About this exercise:
When you repeat the entries below, please keep them exact and leave out the pictures.

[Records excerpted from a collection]
--- START ---

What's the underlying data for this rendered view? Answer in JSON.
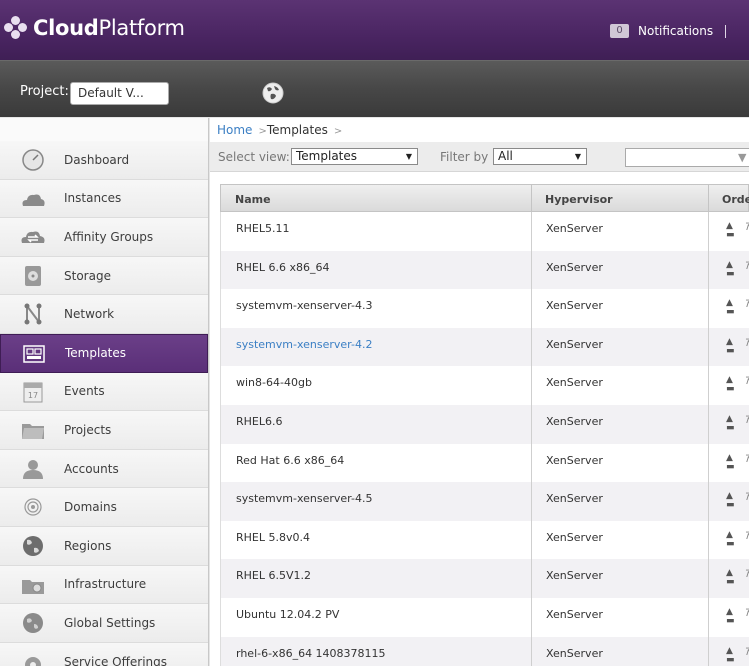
{
  "header": {
    "logo_bold": "Cloud",
    "logo_regular": "Platform",
    "notifications_count": "0",
    "notifications_label": "Notifications",
    "separator": "|"
  },
  "project_bar": {
    "label": "Project:",
    "selected_project": "Default V..."
  },
  "sidebar": {
    "items": [
      {
        "label": "Dashboard",
        "icon": "dashboard-icon"
      },
      {
        "label": "Instances",
        "icon": "cloud-icon"
      },
      {
        "label": "Affinity Groups",
        "icon": "affinity-icon"
      },
      {
        "label": "Storage",
        "icon": "storage-icon"
      },
      {
        "label": "Network",
        "icon": "network-icon"
      },
      {
        "label": "Templates",
        "icon": "templates-icon",
        "active": true
      },
      {
        "label": "Events",
        "icon": "calendar-icon",
        "icon_text": "17"
      },
      {
        "label": "Projects",
        "icon": "folder-icon"
      },
      {
        "label": "Accounts",
        "icon": "user-icon"
      },
      {
        "label": "Domains",
        "icon": "domains-icon"
      },
      {
        "label": "Regions",
        "icon": "globe-icon"
      },
      {
        "label": "Infrastructure",
        "icon": "infrastructure-icon"
      },
      {
        "label": "Global Settings",
        "icon": "settings-icon"
      },
      {
        "label": "Service Offerings",
        "icon": "gear-icon"
      }
    ]
  },
  "breadcrumb": {
    "home": "Home",
    "separator": ">",
    "current": "Templates",
    "trailing": ">"
  },
  "toolbar": {
    "select_view_label": "Select view:",
    "select_view_value": "Templates",
    "filter_label": "Filter by",
    "filter_value": "All",
    "search_value": ""
  },
  "table": {
    "columns": [
      "Name",
      "Hypervisor",
      "Orde"
    ],
    "rows": [
      {
        "name": "RHEL5.11",
        "hypervisor": "XenServer"
      },
      {
        "name": "RHEL 6.6 x86_64",
        "hypervisor": "XenServer"
      },
      {
        "name": "systemvm-xenserver-4.3",
        "hypervisor": "XenServer"
      },
      {
        "name": "systemvm-xenserver-4.2",
        "hypervisor": "XenServer",
        "link": true
      },
      {
        "name": "win8-64-40gb",
        "hypervisor": "XenServer"
      },
      {
        "name": "RHEL6.6",
        "hypervisor": "XenServer"
      },
      {
        "name": "Red Hat 6.6 x86_64",
        "hypervisor": "XenServer"
      },
      {
        "name": "systemvm-xenserver-4.5",
        "hypervisor": "XenServer"
      },
      {
        "name": "RHEL 5.8v0.4",
        "hypervisor": "XenServer"
      },
      {
        "name": "RHEL 6.5V1.2",
        "hypervisor": "XenServer"
      },
      {
        "name": "Ubuntu 12.04.2 PV",
        "hypervisor": "XenServer"
      },
      {
        "name": "rhel-6-x86_64 1408378115",
        "hypervisor": "XenServer"
      }
    ]
  },
  "colors": {
    "header_purple": "#4a2562",
    "active_nav": "#5a2f78",
    "link_blue": "#3b7fc4"
  }
}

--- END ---

Output for this task:
What's the underlying data for this rendered view? Answer in JSON.
{
  "header": {
    "logo_bold": "Cloud",
    "logo_regular": "Platform",
    "notifications_count": "0",
    "notifications_label": "Notifications",
    "separator": "|"
  },
  "project_bar": {
    "label": "Project:",
    "selected_project": "Default V..."
  },
  "sidebar": {
    "items": [
      {
        "label": "Dashboard",
        "icon": "dashboard-icon"
      },
      {
        "label": "Instances",
        "icon": "cloud-icon"
      },
      {
        "label": "Affinity Groups",
        "icon": "affinity-icon"
      },
      {
        "label": "Storage",
        "icon": "storage-icon"
      },
      {
        "label": "Network",
        "icon": "network-icon"
      },
      {
        "label": "Templates",
        "icon": "templates-icon",
        "active": true
      },
      {
        "label": "Events",
        "icon": "calendar-icon",
        "icon_text": "17"
      },
      {
        "label": "Projects",
        "icon": "folder-icon"
      },
      {
        "label": "Accounts",
        "icon": "user-icon"
      },
      {
        "label": "Domains",
        "icon": "domains-icon"
      },
      {
        "label": "Regions",
        "icon": "globe-icon"
      },
      {
        "label": "Infrastructure",
        "icon": "infrastructure-icon"
      },
      {
        "label": "Global Settings",
        "icon": "settings-icon"
      },
      {
        "label": "Service Offerings",
        "icon": "gear-icon"
      }
    ]
  },
  "breadcrumb": {
    "home": "Home",
    "separator": ">",
    "current": "Templates",
    "trailing": ">"
  },
  "toolbar": {
    "select_view_label": "Select view:",
    "select_view_value": "Templates",
    "filter_label": "Filter by",
    "filter_value": "All",
    "search_value": ""
  },
  "table": {
    "columns": [
      "Name",
      "Hypervisor",
      "Orde"
    ],
    "rows": [
      {
        "name": "RHEL5.11",
        "hypervisor": "XenServer"
      },
      {
        "name": "RHEL 6.6 x86_64",
        "hypervisor": "XenServer"
      },
      {
        "name": "systemvm-xenserver-4.3",
        "hypervisor": "XenServer"
      },
      {
        "name": "systemvm-xenserver-4.2",
        "hypervisor": "XenServer",
        "link": true
      },
      {
        "name": "win8-64-40gb",
        "hypervisor": "XenServer"
      },
      {
        "name": "RHEL6.6",
        "hypervisor": "XenServer"
      },
      {
        "name": "Red Hat 6.6 x86_64",
        "hypervisor": "XenServer"
      },
      {
        "name": "systemvm-xenserver-4.5",
        "hypervisor": "XenServer"
      },
      {
        "name": "RHEL 5.8v0.4",
        "hypervisor": "XenServer"
      },
      {
        "name": "RHEL 6.5V1.2",
        "hypervisor": "XenServer"
      },
      {
        "name": "Ubuntu 12.04.2 PV",
        "hypervisor": "XenServer"
      },
      {
        "name": "rhel-6-x86_64 1408378115",
        "hypervisor": "XenServer"
      }
    ]
  },
  "colors": {
    "header_purple": "#4a2562",
    "active_nav": "#5a2f78",
    "link_blue": "#3b7fc4"
  }
}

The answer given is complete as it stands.